Where is Sombath?
Forced or enforced disappearance is not a new phenomenon in Southeast Asia. In the Philippines hundreds of people involuntarily disappeared during the brutal martial law regime. In Indonesia, a number of political activists were abducted during the turbulent years leading up to the fall of Suharto. In Thailand, it has been nine long years since human rights lawyer Somchai Neelaphaijit went missing. Two days from now it will be the fourth month since Sombath Somphone, or Uncle Bath to the young activists in the region, was abducted. The list goes on and on without end in sight.
In observance of holy week, the Families of Victims of Involuntary Disappearance (FIND) in the Phils. holds its annual Calvary of Injustice. Using the 7 last words of Christ for reflection, friends and families of the disappeared remember their loved ones, their own pains, struggles and hopes. Becky Lozada of the Phil. Coalition for the International Criminal Court remembers Lao activist Sombath Somphone in her reflections on "I am thirsty." Children of the disappeared tell their stories through dance.
by Focus on the Global South
The European Parliament,
– having regard to its previous resolutions on Laos,
– having regard to the statement of 21 December 2012 by the spokesperson of the UN High Commissioner for Human Rights on Laos,

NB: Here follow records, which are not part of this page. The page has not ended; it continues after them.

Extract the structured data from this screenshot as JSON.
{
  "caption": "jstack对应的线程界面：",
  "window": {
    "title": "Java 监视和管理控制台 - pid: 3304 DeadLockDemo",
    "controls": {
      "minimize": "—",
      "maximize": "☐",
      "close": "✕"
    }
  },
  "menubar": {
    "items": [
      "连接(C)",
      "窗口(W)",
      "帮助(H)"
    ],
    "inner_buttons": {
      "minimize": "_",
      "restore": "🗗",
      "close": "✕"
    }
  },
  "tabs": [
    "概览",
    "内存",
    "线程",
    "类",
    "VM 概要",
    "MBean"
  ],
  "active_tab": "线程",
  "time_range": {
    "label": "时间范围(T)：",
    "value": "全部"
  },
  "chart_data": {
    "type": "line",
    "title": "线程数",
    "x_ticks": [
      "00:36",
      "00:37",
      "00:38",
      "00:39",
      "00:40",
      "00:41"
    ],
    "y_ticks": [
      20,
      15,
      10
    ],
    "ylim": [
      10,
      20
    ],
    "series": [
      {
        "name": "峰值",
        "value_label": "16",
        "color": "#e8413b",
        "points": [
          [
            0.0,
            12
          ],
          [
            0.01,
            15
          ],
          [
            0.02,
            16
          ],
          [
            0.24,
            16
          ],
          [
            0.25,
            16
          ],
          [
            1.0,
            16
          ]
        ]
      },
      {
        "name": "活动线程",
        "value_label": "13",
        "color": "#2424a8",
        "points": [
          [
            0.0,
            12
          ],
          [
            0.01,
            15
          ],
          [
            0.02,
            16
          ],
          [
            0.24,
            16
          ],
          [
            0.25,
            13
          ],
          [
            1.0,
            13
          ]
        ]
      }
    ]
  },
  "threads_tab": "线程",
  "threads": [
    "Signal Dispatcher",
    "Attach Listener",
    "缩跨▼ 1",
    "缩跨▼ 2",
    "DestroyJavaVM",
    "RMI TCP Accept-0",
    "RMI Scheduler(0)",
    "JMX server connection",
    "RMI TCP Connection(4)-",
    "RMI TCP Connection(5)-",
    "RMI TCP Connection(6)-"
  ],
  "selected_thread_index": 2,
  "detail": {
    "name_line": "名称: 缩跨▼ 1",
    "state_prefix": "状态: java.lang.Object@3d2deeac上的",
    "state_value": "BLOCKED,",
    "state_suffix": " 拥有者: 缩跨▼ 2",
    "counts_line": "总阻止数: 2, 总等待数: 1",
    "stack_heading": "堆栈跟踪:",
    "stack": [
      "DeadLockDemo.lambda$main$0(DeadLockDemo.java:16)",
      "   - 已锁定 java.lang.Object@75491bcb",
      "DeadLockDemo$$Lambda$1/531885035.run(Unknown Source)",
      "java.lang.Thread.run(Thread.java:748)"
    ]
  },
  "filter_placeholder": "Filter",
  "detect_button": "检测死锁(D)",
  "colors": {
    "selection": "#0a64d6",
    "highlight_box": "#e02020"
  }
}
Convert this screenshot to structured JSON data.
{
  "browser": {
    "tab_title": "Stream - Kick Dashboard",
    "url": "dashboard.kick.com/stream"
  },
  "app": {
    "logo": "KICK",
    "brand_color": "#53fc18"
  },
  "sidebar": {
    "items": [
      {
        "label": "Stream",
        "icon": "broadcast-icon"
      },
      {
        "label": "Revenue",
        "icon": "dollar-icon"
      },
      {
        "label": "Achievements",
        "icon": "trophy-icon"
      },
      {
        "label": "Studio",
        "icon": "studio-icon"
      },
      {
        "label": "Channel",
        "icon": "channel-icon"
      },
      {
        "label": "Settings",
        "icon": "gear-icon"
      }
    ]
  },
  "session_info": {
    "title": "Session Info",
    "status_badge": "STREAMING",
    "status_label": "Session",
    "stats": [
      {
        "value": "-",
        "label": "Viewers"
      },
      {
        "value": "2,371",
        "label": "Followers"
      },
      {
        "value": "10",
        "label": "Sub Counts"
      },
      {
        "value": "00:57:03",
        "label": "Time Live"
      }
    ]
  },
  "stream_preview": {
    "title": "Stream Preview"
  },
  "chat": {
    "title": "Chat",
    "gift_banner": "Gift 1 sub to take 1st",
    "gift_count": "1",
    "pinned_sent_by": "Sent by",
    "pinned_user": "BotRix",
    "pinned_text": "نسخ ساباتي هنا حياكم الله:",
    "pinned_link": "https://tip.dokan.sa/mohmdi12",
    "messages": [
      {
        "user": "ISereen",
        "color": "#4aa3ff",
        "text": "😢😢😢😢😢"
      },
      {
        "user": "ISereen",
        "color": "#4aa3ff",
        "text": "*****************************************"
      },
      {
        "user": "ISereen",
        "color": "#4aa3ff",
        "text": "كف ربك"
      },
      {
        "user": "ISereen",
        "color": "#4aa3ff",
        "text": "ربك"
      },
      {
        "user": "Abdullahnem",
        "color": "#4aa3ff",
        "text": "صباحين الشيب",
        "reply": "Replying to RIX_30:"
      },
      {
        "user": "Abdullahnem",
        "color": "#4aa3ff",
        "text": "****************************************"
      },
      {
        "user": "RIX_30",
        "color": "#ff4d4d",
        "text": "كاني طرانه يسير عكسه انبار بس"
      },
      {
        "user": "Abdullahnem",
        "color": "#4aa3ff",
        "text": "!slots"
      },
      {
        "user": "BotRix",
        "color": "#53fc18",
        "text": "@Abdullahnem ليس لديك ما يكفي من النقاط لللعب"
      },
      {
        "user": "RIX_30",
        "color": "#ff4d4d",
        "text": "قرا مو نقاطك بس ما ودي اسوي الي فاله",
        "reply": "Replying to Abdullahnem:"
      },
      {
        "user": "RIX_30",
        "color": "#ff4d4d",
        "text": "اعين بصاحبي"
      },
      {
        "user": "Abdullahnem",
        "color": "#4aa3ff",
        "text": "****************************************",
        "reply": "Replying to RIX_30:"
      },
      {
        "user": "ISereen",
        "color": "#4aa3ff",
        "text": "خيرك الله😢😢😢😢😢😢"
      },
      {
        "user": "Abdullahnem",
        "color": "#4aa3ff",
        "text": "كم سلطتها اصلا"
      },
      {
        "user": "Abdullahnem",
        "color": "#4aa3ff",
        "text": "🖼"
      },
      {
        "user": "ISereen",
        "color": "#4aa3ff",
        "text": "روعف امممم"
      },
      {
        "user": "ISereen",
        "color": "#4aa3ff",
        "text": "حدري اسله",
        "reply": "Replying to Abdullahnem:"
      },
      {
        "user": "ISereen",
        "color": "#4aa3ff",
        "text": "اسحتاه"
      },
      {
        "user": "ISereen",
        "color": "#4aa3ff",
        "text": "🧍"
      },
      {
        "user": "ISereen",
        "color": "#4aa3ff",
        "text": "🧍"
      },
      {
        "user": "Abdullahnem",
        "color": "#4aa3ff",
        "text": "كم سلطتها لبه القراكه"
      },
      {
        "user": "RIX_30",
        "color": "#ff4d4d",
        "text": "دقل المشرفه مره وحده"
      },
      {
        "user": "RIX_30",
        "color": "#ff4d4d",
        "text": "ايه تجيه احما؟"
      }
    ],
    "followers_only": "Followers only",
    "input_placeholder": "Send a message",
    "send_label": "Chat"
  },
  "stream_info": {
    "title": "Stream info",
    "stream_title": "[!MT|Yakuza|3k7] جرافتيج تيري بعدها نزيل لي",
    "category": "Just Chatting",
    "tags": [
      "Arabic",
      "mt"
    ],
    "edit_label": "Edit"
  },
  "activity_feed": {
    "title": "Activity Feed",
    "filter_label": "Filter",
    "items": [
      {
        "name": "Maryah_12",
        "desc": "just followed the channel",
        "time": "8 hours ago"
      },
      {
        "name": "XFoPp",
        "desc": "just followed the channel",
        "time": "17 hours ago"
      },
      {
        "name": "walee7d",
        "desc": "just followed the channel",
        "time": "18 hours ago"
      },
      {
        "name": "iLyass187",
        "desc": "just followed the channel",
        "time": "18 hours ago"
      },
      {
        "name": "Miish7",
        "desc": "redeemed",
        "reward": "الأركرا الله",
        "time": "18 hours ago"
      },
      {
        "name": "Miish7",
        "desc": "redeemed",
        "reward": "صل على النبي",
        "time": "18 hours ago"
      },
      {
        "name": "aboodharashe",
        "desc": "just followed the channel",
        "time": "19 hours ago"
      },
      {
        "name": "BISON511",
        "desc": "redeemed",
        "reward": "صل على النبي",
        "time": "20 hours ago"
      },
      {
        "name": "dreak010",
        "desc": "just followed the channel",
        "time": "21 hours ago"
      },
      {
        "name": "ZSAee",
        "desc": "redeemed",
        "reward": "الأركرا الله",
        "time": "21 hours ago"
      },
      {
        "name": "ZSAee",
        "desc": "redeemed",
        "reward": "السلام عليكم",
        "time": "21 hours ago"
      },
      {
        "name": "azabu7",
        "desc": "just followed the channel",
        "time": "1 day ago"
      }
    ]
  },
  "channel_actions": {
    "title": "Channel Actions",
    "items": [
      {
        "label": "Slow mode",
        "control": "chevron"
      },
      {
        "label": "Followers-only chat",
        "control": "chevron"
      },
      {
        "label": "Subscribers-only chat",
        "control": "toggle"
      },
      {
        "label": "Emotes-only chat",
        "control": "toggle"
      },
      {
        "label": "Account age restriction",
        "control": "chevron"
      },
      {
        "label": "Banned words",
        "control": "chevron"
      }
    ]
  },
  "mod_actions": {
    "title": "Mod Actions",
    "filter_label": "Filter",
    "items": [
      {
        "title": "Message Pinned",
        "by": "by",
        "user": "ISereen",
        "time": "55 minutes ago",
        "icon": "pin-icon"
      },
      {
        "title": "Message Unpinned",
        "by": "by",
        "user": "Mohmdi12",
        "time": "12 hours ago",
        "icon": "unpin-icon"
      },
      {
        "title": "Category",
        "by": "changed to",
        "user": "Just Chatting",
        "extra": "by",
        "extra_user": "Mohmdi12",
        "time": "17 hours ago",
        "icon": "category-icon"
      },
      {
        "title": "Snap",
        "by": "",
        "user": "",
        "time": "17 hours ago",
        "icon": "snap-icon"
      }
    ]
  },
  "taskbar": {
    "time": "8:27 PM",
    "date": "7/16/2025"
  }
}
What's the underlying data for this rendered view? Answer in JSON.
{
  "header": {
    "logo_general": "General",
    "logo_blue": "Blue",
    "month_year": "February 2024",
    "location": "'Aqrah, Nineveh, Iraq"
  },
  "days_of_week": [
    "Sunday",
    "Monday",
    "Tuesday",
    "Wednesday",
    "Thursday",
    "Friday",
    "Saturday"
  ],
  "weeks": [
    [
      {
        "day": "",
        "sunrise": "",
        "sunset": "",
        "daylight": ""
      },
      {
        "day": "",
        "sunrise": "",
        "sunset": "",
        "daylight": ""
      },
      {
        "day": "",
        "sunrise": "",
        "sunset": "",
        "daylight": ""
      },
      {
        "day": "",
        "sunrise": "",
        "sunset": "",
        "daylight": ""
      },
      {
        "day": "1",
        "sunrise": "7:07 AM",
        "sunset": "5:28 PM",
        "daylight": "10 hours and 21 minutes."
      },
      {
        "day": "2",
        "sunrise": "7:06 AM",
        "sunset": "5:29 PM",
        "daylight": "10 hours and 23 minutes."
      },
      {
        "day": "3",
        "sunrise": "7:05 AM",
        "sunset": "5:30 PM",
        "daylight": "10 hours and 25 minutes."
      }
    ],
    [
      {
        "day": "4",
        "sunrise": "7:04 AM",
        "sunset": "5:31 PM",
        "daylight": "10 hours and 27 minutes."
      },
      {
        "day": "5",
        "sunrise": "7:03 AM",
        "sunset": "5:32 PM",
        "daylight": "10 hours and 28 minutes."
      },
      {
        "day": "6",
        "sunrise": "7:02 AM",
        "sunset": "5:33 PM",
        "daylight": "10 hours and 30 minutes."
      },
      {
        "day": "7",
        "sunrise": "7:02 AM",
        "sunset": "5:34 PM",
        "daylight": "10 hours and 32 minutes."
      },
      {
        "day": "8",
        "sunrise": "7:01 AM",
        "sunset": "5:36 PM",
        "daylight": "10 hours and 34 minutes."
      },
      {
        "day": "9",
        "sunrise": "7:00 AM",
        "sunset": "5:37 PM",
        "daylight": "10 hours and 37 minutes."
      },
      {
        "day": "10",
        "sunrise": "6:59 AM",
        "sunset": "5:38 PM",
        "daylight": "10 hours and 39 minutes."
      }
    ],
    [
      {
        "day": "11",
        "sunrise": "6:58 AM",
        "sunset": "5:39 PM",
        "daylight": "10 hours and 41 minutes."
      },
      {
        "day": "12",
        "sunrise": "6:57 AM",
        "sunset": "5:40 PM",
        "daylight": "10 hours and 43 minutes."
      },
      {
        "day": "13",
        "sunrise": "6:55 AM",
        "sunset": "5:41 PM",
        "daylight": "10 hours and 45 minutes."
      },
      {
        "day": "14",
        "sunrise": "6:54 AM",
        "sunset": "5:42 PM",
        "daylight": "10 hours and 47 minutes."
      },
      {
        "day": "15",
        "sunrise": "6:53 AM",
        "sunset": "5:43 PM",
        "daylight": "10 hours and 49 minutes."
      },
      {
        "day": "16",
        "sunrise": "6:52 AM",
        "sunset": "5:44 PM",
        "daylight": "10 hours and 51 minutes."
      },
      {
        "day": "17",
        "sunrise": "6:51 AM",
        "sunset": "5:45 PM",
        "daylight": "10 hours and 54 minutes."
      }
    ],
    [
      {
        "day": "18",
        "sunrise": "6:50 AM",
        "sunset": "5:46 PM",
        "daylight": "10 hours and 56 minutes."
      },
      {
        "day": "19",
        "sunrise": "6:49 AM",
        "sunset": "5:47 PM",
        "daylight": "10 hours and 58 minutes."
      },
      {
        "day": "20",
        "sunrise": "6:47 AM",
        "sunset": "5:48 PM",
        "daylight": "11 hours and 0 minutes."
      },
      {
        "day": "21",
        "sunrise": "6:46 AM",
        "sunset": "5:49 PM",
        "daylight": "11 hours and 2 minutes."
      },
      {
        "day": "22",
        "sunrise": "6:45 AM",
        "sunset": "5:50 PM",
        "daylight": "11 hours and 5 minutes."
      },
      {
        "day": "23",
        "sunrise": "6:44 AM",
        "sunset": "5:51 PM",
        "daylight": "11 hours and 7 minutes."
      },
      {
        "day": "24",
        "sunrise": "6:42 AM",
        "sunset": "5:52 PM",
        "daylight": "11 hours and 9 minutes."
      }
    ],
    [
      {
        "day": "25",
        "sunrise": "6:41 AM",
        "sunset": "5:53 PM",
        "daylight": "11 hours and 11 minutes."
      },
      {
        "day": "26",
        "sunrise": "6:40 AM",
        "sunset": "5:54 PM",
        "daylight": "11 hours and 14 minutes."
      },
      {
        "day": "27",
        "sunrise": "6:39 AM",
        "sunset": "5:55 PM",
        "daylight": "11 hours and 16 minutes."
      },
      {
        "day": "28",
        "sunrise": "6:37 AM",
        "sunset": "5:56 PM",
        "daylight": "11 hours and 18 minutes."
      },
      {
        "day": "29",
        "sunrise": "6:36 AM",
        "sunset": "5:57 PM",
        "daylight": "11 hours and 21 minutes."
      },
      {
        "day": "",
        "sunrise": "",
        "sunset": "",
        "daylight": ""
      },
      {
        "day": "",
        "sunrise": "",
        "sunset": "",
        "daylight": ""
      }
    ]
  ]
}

– having regard to the statement of 21 December 2012 by the spokesperson of High Representative Catherine Ashton on the disappearance of Sombath Somphone in Laos,
To sign this statement, kindly send your email to email@example.com
February 3, 2013
Minister of The Prime Minister’s OfficePresident of The National AssemblyMinister of Foreign AffairsMinister of Public Security
Vientiane, Lao Peoples’ Democratic Republic
CC: ASEAN Secretary General; ASEAN Intergovernmental Commission on Human Rights; EU Subcommittee on Human Rights